*Task goal:*
Line filter on the word "this": copy each matching line from the entries.

*Dataset content:*
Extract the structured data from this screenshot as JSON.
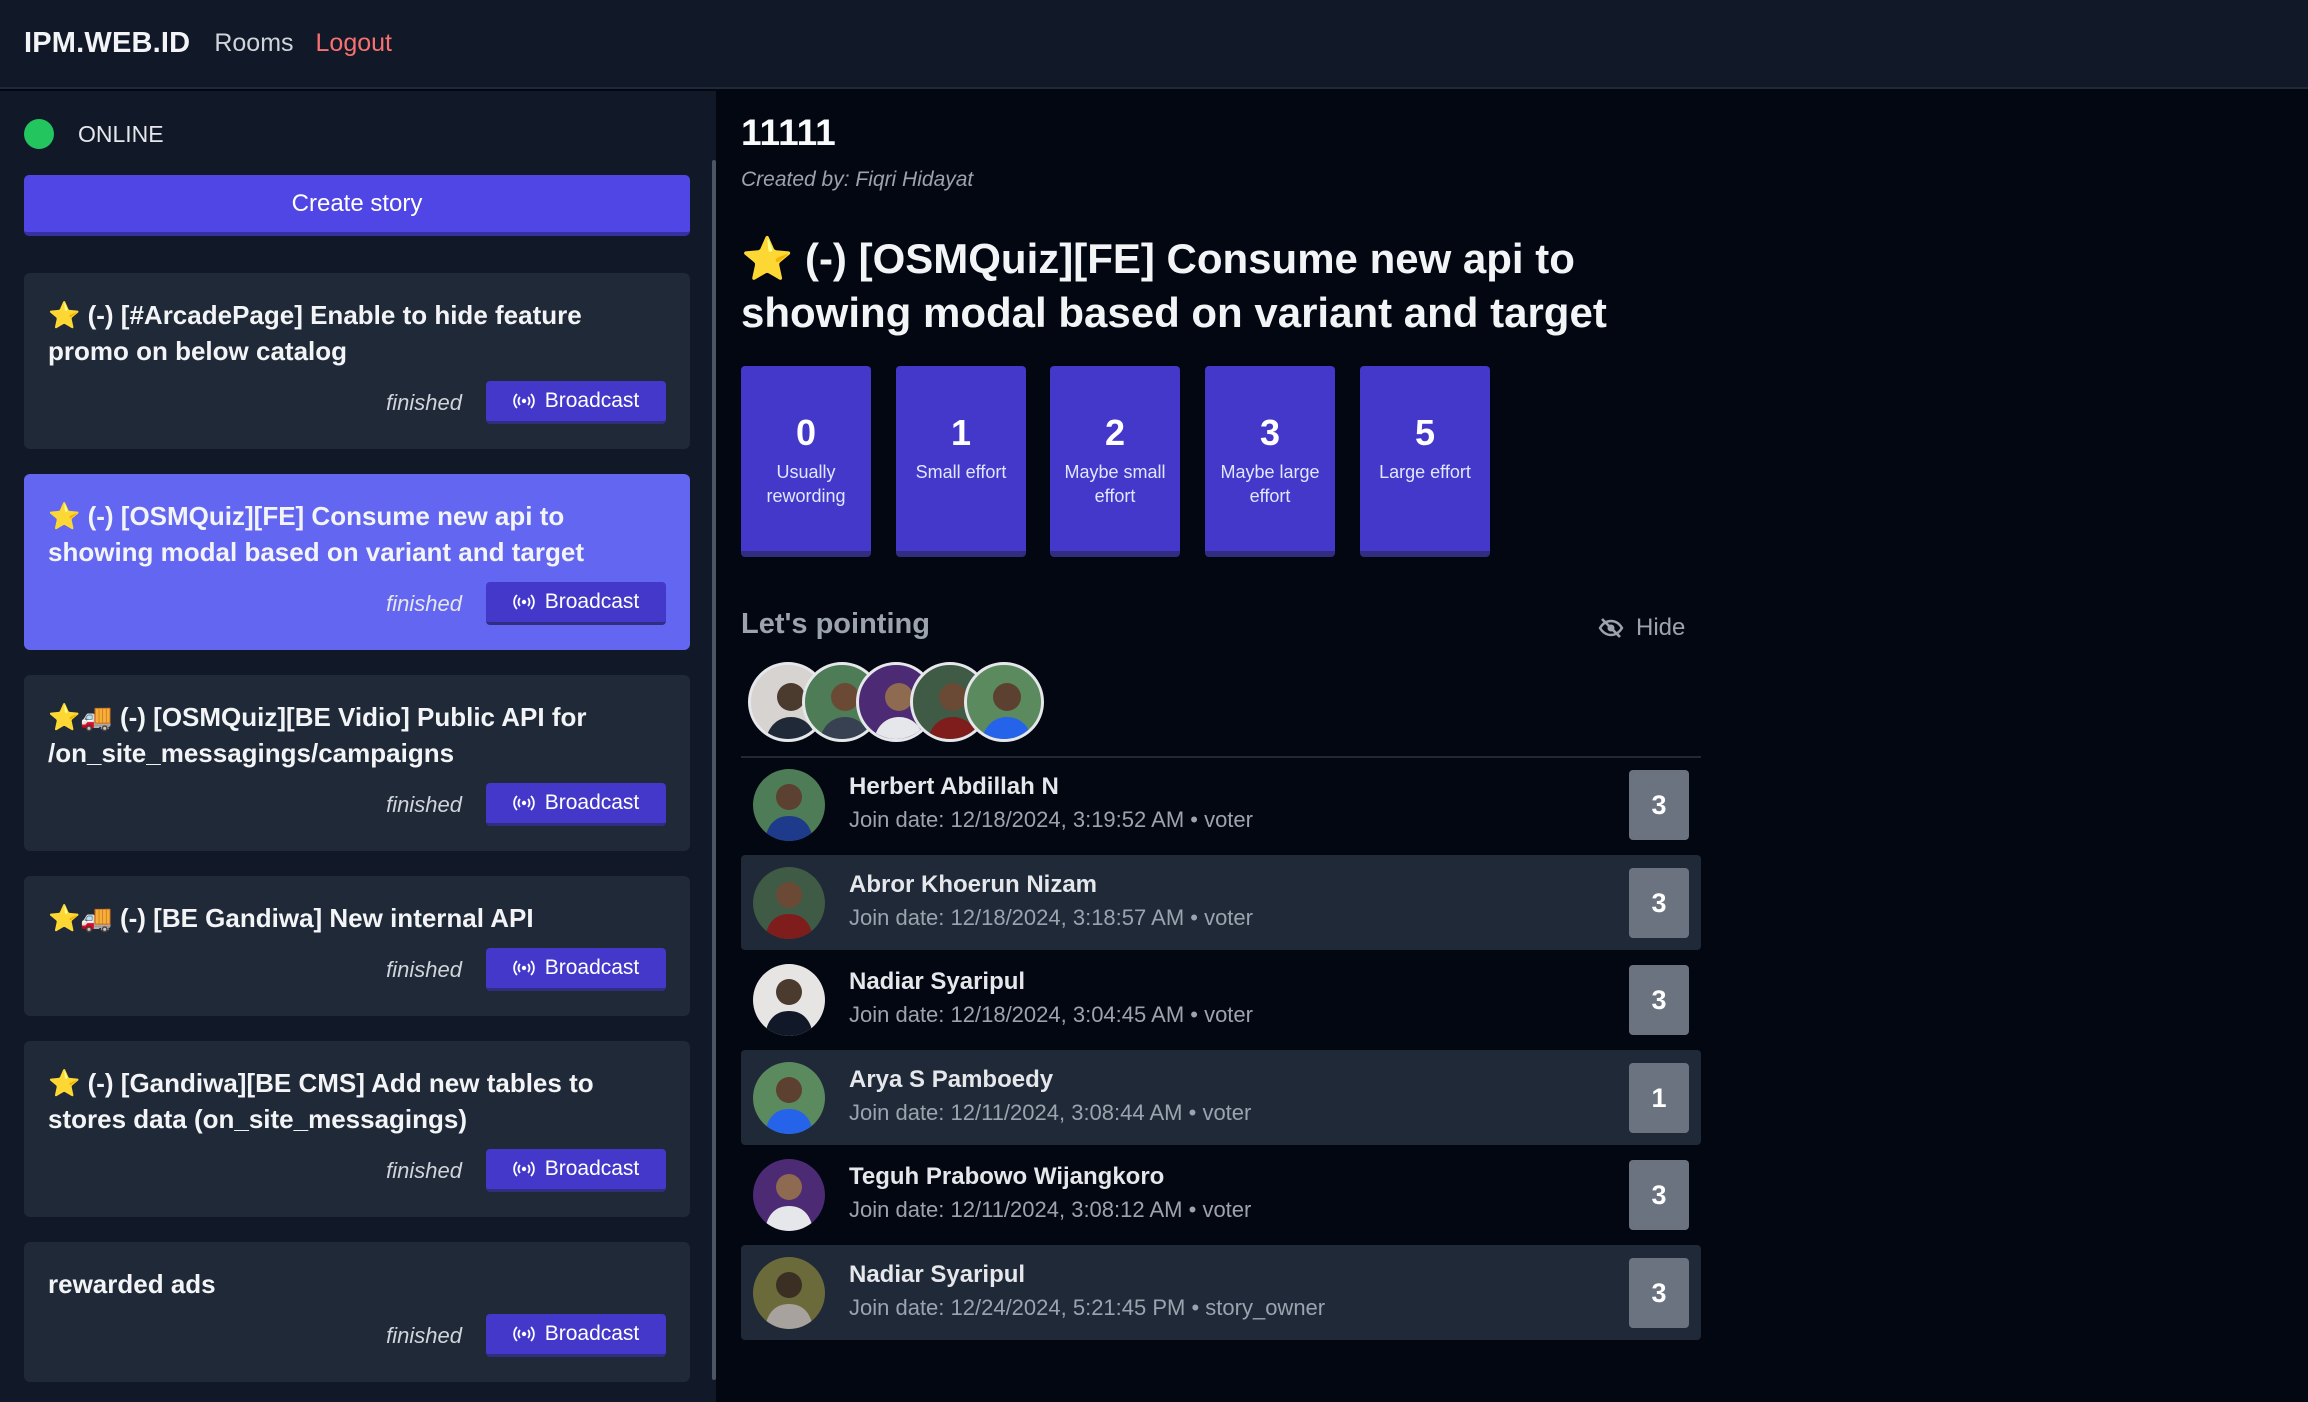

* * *

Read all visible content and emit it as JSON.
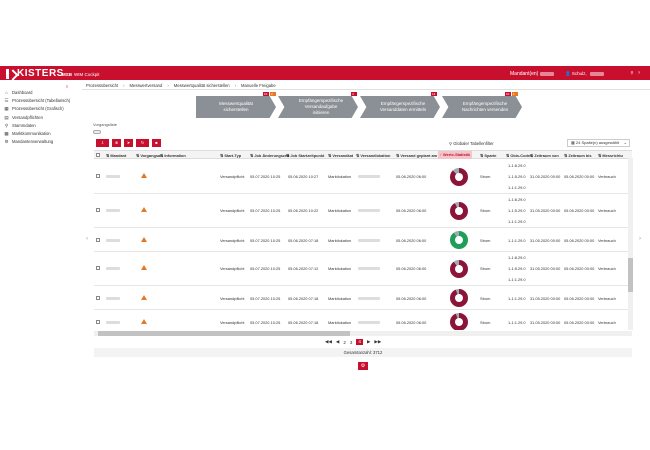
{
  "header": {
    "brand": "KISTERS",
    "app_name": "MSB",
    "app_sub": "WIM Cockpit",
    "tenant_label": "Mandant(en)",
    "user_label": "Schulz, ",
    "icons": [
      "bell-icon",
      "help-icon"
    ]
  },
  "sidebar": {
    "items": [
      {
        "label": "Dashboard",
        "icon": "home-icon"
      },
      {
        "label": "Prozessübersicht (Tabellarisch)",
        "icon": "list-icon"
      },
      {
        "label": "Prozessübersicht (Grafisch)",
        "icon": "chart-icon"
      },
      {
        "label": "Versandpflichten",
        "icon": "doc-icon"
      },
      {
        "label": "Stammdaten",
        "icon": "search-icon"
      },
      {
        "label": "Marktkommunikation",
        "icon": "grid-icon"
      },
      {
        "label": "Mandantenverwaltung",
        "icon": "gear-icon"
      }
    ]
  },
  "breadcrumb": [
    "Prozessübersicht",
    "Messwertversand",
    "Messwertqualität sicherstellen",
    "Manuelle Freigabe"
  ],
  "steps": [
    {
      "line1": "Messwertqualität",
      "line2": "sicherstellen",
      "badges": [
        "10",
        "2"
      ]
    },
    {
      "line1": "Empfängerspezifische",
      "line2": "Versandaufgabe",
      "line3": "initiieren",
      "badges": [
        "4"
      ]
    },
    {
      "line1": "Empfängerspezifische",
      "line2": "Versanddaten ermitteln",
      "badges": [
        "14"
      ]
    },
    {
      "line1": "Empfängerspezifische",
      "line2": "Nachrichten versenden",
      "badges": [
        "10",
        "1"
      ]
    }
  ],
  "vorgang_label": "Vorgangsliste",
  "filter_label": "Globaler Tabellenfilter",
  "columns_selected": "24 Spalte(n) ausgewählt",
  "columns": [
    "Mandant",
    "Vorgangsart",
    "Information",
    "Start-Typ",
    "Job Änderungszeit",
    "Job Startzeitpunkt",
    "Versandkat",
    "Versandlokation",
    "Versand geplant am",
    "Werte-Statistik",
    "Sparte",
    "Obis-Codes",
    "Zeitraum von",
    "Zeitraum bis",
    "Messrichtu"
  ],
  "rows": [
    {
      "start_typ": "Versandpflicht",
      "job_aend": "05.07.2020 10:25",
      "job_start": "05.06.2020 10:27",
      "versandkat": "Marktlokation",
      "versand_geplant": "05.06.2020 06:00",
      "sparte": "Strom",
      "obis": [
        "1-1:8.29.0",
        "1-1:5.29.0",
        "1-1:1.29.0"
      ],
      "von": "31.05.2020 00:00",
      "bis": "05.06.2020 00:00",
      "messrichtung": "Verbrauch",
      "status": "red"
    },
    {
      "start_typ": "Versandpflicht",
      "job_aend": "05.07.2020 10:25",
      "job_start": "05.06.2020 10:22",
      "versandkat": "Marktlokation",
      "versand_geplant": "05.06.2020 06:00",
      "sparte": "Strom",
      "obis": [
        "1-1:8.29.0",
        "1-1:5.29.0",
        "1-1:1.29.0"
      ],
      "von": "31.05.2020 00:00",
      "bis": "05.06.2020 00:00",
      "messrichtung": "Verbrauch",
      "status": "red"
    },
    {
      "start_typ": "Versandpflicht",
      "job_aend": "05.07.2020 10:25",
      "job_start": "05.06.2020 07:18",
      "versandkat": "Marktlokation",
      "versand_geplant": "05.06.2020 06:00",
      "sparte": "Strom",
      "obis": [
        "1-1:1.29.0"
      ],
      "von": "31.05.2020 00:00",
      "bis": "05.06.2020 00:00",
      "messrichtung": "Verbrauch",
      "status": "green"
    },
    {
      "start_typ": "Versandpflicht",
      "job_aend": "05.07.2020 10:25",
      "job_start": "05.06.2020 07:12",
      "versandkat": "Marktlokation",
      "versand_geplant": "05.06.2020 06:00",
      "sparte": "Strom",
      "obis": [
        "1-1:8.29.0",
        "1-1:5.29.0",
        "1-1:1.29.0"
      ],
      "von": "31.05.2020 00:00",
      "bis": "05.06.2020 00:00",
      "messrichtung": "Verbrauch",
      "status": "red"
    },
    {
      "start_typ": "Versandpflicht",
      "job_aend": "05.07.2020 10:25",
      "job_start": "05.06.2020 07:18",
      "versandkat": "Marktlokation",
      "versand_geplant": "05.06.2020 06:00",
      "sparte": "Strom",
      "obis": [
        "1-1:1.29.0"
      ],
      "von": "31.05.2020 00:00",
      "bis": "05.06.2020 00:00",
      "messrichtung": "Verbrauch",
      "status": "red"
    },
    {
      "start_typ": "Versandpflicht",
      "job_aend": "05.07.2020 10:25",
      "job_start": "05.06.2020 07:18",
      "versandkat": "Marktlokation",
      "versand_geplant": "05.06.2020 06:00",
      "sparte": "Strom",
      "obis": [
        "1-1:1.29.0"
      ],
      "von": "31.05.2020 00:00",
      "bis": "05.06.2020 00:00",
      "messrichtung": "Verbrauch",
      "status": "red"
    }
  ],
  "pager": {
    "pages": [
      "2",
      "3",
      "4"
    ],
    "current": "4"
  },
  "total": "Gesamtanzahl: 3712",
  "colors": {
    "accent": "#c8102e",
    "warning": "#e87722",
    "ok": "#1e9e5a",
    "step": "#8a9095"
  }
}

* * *

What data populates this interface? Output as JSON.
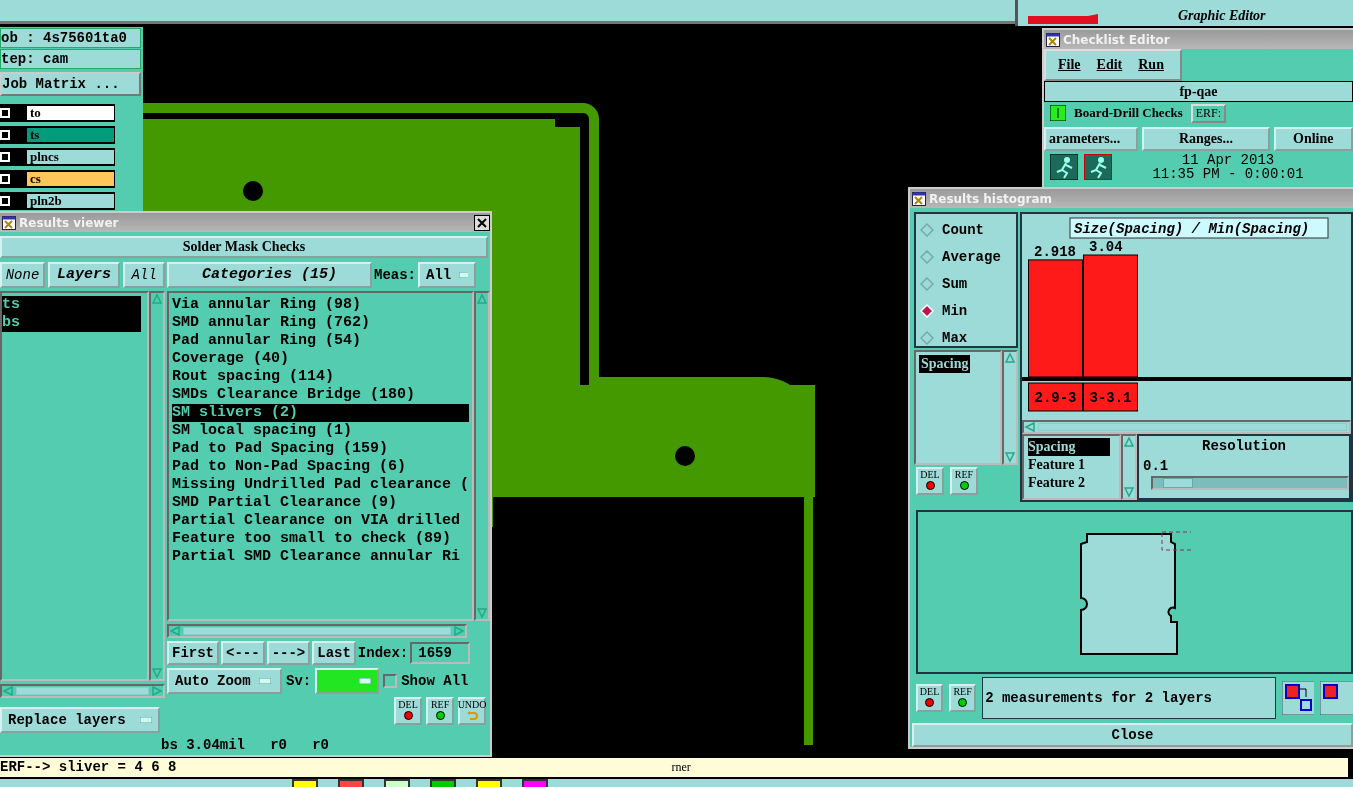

*Final answer:*
Extract the structured data from this screenshot as JSON.
What data populates this interface? Output as JSON.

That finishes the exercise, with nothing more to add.